You can also use this family history tool created by the Surgeon General, or these guidelines to learn what questions to ask, and how to take your own family history. Some additional instructions or family history guides can be found on the NSGC website here.
We know that discussing your family medical history may feel like an uncomfortable and nosy task, but your family medical history is part of your heritage and has major implications for your own health, and the health of your family members.
Wishing you a happy and healthy Passover, from the Program for Jewish Genetic Health!!

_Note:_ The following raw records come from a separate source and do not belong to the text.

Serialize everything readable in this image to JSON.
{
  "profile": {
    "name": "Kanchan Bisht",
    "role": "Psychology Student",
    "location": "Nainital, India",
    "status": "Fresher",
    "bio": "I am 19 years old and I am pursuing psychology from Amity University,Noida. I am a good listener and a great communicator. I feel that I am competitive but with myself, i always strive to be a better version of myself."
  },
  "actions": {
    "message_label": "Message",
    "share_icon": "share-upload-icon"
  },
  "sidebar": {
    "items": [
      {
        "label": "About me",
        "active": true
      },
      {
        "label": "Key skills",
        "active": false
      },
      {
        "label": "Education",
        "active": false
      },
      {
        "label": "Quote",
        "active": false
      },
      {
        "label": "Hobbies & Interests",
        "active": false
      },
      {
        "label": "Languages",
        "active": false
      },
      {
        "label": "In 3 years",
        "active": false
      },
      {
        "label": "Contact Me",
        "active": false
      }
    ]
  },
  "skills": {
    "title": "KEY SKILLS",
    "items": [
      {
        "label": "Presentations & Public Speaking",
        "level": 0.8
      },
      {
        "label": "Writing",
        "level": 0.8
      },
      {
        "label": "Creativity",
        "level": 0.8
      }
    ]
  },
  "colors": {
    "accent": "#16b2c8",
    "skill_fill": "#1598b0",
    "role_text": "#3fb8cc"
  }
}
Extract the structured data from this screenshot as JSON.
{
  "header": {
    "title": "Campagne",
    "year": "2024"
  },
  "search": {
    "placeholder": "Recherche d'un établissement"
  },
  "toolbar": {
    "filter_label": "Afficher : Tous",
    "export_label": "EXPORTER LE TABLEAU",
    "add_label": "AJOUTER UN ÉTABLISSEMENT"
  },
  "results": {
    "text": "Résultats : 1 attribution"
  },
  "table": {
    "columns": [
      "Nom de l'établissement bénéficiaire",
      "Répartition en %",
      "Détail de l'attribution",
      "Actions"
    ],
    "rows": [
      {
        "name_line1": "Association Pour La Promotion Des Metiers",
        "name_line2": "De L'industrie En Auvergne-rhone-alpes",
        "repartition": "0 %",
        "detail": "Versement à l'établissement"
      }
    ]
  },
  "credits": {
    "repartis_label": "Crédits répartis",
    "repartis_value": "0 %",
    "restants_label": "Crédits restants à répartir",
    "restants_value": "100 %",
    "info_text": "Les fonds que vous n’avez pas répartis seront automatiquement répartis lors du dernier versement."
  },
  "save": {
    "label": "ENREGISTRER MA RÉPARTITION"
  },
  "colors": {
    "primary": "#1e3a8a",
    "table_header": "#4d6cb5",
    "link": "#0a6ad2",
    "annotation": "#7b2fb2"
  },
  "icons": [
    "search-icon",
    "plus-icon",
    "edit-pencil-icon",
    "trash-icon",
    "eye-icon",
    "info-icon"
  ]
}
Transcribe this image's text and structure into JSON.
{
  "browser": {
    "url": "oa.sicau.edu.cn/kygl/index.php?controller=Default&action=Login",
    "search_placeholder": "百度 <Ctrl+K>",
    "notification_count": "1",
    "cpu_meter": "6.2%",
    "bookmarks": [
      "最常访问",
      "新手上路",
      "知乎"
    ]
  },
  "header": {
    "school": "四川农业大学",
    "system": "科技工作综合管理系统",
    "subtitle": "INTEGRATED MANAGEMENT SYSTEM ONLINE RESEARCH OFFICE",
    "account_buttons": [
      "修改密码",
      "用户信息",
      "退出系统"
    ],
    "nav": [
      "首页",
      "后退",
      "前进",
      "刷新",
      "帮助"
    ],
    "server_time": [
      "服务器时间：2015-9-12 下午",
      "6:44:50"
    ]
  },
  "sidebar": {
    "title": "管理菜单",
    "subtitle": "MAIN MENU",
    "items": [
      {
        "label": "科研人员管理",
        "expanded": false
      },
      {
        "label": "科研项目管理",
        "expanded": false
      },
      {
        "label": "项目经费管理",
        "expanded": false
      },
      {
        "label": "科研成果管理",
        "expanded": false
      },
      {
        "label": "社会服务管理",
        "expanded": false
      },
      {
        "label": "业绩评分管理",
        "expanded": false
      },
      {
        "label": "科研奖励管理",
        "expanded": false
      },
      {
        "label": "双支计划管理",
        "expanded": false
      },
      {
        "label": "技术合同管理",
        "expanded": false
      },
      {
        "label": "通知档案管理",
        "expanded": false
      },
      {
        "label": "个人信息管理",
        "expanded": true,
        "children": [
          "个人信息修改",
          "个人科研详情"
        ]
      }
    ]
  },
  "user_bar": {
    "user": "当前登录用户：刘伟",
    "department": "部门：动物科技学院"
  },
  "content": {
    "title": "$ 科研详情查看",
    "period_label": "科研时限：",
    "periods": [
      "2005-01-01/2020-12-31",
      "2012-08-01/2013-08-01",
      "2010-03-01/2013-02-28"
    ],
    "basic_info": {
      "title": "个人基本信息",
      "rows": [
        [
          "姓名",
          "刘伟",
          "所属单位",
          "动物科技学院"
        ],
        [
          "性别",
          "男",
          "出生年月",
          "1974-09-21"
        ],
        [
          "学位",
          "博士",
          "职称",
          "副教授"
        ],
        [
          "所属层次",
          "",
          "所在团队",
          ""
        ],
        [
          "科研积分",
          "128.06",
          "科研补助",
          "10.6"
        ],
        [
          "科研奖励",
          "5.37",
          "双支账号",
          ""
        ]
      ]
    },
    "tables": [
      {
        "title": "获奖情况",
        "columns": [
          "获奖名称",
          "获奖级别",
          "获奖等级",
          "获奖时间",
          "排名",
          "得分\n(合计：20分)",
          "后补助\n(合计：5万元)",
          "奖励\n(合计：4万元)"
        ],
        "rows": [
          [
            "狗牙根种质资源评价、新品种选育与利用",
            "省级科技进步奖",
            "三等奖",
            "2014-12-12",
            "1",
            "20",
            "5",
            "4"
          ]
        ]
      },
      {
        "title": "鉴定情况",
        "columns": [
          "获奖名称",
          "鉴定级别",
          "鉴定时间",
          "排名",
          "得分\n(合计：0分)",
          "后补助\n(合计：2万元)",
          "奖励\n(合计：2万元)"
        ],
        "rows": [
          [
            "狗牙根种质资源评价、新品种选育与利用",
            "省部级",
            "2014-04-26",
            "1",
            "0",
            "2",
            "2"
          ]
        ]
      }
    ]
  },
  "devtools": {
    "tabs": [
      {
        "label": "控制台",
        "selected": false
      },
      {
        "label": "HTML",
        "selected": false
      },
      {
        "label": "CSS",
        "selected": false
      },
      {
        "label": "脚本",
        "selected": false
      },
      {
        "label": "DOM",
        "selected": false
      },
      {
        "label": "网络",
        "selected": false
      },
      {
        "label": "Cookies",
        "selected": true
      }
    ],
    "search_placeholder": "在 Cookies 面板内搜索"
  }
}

Passover is traditionally the holiday of history. In fact, it is a unique time which we are told to actually be historians. The whole point of the Seder is so that we tell over the story of how we and our forefathers were slaves in Egypt, and G-d took us out. The Seder is set up to be multigenerational in that sense. Everyone is involved, grandparents, parents, children, and everyone has their own role.
Perhaps you already see where I’m going with this. Use this opportunity, gathered around with your family, to discuss and share your family medical history! Similar to the Seder, everyone in your family has a role in this, especially those who are already considered the family’s medical history “historians”.
Usually there are one or two individuals in the family who know something about the family’s medical history, but everyone else is typically clueless. I see this on a daily basis when I meet with patients and ask them questions about their family histories. I can rapidly tell the difference between those “historians” who know what medical issues run in their families, and those whose answers consist largely of “I don’t know”.
I didn’t know much about my family medical history until I became a genetic counselor and asked my mother (our family’s medical historian) all of the pertinent questions. My sisters still don’t know a lot, and their answers at a doctor’s visit will likely consist of a lot of “I don’t know”s.
Family medical history is something we all should know! It is the best predictor of future medical issues, and can help your doctors direct your care appropriately.